The research of the group mainly focuses on the intersection between Computer Science and M&S. The current research interests include: performance and scalability of discrete event simulation, large-scale distributed virtual environment and cloud gaming, dynamic data-driven agent-based modelling and simulation, and agent-based simulation applications (e.g., crowd and traffic simulation).
About The Project –
Optimising Emergency Medical Systems Using 3D Modelling and Simulation of Built Public Spaces – The EMS3D Project
The EMS3D project aims to save lives and improve quality of life for victims of mass casualty incidents, and acute medical events such as cardiac arrest and heart attack, by developing a powerful set of tools that utilise (VS) assets to optimise emergency medical responses. These will complement and build on (i) existing service planning efforts that use discrete event modelling to determine placement of ambulance bases and guide land transport via the road network; (ii) current planning activities for disaster response and evacuation from the new Singapore General Hospital; and (iii) a current initiative around upgrading and placement of Automated External Defibrillators (AEDs) at a major housing estate in Singapore.
Figure 1 shows an overview of the EMS3D project. The tools developed in EMS3D will address the built infrastructure, including what happens after emergency crews arrive at the scene of a public space, where currently available 2D mapping software (including navigation software such as Google Maps) have large gaps, and the actual response depends critically on internal architecture and crowd behaviour. Based on cardiac events alone, we anticipate that by reducing the ‘last mile’ emergency response time, survival rate can be improved.

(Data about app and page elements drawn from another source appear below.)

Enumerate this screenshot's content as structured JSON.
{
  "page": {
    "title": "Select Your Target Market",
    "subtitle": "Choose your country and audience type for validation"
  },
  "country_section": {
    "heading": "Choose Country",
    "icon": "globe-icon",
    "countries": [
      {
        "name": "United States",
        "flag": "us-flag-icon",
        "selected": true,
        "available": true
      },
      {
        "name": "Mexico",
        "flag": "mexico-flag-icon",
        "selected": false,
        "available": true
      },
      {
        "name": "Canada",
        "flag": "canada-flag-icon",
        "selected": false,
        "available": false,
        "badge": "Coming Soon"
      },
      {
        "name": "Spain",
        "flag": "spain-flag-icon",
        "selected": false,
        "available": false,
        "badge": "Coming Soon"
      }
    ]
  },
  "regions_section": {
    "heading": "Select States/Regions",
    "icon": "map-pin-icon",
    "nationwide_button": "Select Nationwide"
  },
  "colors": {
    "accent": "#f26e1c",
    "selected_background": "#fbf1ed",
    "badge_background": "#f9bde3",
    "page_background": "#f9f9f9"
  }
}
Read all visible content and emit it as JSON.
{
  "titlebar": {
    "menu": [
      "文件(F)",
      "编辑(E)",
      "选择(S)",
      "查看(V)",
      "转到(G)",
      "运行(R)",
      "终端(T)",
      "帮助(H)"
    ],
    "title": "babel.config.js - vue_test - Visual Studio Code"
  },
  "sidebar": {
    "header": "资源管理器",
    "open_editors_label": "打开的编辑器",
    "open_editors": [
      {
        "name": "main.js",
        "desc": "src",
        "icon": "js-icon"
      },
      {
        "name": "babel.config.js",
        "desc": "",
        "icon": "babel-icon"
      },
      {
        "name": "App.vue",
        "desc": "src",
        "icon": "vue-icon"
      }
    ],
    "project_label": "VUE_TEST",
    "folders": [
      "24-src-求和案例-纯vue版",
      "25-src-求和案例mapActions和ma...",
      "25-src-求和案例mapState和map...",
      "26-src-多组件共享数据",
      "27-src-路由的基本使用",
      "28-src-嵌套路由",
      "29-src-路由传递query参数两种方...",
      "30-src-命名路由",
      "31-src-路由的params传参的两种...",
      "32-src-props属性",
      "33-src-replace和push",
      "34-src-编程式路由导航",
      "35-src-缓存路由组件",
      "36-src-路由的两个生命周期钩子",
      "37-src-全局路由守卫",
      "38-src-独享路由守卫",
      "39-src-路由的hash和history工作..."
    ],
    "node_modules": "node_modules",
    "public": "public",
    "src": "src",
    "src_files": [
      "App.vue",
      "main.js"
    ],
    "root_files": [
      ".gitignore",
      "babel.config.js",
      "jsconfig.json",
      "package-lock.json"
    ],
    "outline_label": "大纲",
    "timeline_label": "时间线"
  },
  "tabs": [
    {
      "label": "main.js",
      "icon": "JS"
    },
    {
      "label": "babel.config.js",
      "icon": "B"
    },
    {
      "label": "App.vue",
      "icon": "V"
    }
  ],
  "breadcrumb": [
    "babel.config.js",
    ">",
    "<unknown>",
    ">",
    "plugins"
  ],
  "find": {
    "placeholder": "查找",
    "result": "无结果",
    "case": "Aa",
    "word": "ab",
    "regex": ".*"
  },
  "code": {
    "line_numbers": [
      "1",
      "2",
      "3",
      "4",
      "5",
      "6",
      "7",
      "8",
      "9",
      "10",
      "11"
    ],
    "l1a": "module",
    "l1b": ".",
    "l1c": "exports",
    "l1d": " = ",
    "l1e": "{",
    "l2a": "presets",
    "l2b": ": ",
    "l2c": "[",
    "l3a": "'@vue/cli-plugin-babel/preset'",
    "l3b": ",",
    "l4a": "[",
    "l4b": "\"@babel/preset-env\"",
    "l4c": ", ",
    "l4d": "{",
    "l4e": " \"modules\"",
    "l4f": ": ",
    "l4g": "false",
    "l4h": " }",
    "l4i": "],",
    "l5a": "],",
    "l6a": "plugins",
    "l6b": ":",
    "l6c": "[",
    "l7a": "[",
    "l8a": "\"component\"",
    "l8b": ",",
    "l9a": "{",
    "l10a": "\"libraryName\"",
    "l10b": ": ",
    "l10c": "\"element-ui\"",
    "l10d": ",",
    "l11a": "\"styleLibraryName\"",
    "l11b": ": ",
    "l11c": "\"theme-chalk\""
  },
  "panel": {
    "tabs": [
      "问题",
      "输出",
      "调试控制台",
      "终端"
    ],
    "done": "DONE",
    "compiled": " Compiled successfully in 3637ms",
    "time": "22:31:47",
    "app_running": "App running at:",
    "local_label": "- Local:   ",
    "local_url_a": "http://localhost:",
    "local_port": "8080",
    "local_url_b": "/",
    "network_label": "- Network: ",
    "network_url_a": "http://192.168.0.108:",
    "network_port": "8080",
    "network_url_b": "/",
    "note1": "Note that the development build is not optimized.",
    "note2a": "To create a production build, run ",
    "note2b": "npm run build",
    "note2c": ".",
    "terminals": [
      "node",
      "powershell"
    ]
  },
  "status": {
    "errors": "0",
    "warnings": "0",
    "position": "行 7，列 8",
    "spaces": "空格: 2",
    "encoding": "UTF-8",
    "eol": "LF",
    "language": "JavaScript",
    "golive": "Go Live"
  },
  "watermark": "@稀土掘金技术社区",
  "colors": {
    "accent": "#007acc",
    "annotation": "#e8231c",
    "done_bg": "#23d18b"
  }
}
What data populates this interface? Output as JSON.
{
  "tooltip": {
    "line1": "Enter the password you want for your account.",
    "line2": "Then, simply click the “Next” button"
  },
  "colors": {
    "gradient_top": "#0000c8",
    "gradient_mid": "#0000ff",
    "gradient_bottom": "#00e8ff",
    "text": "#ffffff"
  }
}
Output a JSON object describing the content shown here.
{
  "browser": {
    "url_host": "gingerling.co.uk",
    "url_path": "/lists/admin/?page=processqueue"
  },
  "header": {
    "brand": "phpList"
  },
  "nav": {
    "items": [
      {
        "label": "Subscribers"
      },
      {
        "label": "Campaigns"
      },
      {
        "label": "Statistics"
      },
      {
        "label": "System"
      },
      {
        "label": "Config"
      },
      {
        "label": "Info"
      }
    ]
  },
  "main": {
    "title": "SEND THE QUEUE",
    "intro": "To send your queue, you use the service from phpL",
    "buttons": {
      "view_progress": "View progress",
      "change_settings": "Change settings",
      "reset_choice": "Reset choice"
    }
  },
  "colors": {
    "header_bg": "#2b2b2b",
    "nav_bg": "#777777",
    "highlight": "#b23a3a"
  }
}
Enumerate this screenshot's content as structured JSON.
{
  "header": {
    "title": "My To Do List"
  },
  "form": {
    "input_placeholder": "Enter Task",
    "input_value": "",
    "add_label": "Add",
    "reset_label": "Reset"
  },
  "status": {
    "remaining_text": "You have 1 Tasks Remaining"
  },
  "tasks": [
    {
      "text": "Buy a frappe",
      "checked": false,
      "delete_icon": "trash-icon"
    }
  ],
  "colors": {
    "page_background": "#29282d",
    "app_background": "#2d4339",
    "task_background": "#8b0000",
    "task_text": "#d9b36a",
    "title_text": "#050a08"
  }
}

Figure 1: Overview of the EMS3D Project
Using agent-based models, our objective is to develop and test tools that optimise EMS preparation and operations, enabling better facility and service planning, personnel training and real-time guidance. By incorporating crowd-behaviour modelling, we will target these three use cases: i) `last-mile’ emergency medical service (EMS) provision; ii) evacuation of emergency department (ED); and iii) AED placement optimization (see Figure 2).
Figure 2: Use Cases of the EMS3D Project
This is a multi-disciplinary project. Other key investigators involved in the project are: Prof Peter Sloot (NTU & UvA), Prof Michael Lees (UvA, The Netherlands), Dr. Marcus Ong (SGH, Singapore), and Prof Russell Gruen (ANU, Australia).
About Our Work on Agent-based Crowd Modelling and Simulation
In our previous projects, we have investigated and developed a tool for crowd modelling and simulation. A generic framework for human behavioural modelling in crowd simulation has been developed, aiming to model how humans make decisions in real-life time critical situations. Particularly, the framework takes into account how an agent’s decision making process is affected by experiences and other people’s behaviour. This can be used to model the behaviour responses of the civilians and casualties towards the incident and the actions of the medical teams. More information about our work on agent-based crowd modeling and simulation can be found .